## Assignment
Every line below that contains the word "Example" must be copied.
══ Dataset records ══
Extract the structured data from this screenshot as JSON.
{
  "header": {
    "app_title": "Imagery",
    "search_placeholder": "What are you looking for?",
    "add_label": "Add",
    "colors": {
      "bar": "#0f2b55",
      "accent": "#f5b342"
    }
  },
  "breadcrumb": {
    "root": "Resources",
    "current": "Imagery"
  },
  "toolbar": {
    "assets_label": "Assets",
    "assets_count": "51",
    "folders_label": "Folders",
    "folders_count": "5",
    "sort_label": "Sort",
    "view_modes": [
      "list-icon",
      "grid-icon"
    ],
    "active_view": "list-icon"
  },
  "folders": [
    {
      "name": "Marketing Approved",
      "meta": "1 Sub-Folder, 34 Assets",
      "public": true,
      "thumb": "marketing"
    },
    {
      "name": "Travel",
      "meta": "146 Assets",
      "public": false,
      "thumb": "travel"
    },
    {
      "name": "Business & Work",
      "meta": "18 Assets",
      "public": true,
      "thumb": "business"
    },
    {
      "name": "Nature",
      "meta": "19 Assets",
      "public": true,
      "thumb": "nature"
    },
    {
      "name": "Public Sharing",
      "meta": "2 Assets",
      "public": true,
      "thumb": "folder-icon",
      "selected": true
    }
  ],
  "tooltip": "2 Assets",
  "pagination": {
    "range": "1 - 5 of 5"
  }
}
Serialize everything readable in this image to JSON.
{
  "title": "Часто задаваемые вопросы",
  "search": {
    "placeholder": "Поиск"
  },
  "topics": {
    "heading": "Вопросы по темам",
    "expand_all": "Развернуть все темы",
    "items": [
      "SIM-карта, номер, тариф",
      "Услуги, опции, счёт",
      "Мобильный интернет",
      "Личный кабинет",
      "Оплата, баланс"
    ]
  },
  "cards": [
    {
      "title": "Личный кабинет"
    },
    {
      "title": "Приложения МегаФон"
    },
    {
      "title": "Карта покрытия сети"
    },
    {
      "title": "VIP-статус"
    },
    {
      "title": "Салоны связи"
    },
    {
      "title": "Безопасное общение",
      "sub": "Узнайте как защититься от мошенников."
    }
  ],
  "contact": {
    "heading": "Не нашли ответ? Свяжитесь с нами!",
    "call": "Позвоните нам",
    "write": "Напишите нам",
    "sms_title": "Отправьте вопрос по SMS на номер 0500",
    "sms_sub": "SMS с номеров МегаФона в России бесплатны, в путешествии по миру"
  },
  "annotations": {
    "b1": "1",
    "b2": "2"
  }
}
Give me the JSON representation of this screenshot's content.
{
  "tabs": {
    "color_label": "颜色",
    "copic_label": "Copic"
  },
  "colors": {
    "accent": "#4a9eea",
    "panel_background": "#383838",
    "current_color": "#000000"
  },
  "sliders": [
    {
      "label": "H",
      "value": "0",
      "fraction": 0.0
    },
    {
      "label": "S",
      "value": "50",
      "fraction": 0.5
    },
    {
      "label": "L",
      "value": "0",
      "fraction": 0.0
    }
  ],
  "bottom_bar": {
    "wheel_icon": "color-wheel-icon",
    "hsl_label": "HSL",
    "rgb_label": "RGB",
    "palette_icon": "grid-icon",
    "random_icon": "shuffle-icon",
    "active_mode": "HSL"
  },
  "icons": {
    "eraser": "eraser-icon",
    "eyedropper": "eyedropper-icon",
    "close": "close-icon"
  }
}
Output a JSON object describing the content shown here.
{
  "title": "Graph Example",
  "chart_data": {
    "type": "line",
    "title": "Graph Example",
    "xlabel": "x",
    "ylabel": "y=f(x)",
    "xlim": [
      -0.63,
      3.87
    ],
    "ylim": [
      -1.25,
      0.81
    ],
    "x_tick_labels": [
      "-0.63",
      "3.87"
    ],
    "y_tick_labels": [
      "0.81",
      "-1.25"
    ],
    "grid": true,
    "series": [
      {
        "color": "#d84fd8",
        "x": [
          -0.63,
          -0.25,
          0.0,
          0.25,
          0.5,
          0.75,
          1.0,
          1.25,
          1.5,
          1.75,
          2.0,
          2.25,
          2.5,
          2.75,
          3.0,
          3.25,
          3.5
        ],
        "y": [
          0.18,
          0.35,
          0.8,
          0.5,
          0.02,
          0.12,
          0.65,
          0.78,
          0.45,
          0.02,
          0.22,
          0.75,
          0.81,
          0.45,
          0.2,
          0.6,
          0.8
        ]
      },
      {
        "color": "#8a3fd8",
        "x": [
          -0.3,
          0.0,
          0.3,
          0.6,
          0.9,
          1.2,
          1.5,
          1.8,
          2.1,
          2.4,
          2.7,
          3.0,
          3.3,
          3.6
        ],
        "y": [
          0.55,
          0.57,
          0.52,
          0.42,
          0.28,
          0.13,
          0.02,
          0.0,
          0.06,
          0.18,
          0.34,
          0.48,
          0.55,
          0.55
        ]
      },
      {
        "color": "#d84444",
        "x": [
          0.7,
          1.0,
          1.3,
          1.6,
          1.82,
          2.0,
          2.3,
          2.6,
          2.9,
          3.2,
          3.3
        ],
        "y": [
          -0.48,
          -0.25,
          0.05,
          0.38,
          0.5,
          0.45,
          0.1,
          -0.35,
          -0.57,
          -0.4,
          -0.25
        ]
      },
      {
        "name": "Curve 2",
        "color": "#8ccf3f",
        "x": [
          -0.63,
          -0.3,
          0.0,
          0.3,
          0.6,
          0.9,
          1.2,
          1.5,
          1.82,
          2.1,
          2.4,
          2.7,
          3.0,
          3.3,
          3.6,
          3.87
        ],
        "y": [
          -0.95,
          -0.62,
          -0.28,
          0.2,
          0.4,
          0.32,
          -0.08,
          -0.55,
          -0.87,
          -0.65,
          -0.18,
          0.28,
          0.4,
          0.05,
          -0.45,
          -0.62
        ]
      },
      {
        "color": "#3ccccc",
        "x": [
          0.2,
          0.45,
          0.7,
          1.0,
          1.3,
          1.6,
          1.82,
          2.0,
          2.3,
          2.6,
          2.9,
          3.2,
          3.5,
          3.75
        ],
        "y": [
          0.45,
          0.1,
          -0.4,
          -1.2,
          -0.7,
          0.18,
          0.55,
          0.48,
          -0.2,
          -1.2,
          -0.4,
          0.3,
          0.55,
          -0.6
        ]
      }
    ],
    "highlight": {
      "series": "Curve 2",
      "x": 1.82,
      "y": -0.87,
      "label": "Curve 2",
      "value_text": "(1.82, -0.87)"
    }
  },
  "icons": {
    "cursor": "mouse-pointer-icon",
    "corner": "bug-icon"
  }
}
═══
## Result for this task
  "title": "Graph Example",
    "title": "Graph Example",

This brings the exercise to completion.